--- Source material Enclosed Below ---
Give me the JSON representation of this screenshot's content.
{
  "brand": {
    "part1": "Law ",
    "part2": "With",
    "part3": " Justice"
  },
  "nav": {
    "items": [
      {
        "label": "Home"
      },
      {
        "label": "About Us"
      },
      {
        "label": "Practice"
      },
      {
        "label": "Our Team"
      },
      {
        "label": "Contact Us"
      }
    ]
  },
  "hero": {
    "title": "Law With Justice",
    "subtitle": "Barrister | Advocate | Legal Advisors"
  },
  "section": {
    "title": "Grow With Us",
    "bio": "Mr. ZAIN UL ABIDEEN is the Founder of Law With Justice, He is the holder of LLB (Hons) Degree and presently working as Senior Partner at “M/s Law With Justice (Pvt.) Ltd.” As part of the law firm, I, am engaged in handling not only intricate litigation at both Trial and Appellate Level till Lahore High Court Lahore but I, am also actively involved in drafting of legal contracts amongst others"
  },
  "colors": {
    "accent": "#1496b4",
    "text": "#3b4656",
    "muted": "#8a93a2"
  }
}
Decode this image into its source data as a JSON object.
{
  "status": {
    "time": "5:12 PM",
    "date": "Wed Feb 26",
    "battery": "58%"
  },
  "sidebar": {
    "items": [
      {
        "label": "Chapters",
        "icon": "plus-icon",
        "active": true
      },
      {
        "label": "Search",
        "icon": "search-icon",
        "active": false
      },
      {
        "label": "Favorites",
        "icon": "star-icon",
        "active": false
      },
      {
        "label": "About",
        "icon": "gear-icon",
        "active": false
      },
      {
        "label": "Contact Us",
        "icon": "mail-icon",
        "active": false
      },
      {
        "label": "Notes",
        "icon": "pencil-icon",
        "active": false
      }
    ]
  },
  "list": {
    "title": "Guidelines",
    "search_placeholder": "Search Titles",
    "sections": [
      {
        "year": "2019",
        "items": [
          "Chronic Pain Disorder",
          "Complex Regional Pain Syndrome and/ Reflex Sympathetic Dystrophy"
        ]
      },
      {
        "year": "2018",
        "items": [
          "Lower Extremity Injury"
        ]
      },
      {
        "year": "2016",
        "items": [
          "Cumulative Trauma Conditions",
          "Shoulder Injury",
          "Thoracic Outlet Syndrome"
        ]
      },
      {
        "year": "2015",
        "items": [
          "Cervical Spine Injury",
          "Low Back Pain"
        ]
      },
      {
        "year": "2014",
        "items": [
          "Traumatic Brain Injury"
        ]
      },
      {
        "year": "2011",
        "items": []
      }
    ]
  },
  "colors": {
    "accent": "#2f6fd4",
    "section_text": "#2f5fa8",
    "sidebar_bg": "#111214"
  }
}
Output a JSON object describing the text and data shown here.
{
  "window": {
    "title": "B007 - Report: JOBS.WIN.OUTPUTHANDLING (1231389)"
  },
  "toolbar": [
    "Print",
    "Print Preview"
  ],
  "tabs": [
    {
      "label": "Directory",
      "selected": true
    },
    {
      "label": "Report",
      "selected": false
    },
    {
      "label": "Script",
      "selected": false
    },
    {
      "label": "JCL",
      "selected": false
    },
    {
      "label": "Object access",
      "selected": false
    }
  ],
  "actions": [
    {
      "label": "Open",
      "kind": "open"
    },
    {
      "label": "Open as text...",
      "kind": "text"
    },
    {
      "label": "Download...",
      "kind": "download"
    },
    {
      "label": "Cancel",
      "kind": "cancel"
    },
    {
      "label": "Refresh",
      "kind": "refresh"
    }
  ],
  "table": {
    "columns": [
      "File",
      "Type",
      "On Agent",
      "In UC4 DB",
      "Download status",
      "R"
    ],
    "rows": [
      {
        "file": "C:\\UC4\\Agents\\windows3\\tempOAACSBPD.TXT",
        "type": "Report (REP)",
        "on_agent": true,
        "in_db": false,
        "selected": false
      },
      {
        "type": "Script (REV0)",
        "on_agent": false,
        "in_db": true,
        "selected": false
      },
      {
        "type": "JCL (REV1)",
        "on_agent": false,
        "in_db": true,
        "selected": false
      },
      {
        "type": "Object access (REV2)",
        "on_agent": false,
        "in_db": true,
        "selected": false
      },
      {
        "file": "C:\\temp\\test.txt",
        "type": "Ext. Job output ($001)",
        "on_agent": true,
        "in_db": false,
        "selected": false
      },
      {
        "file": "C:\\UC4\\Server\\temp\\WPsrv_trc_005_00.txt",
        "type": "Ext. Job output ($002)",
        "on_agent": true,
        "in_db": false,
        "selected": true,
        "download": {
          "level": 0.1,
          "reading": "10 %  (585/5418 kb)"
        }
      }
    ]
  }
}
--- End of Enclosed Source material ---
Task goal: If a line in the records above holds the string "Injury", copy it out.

Exercise output:
          "Lower Extremity Injury"
          "Shoulder Injury",
          "Cervical Spine Injury",
          "Traumatic Brain Injury"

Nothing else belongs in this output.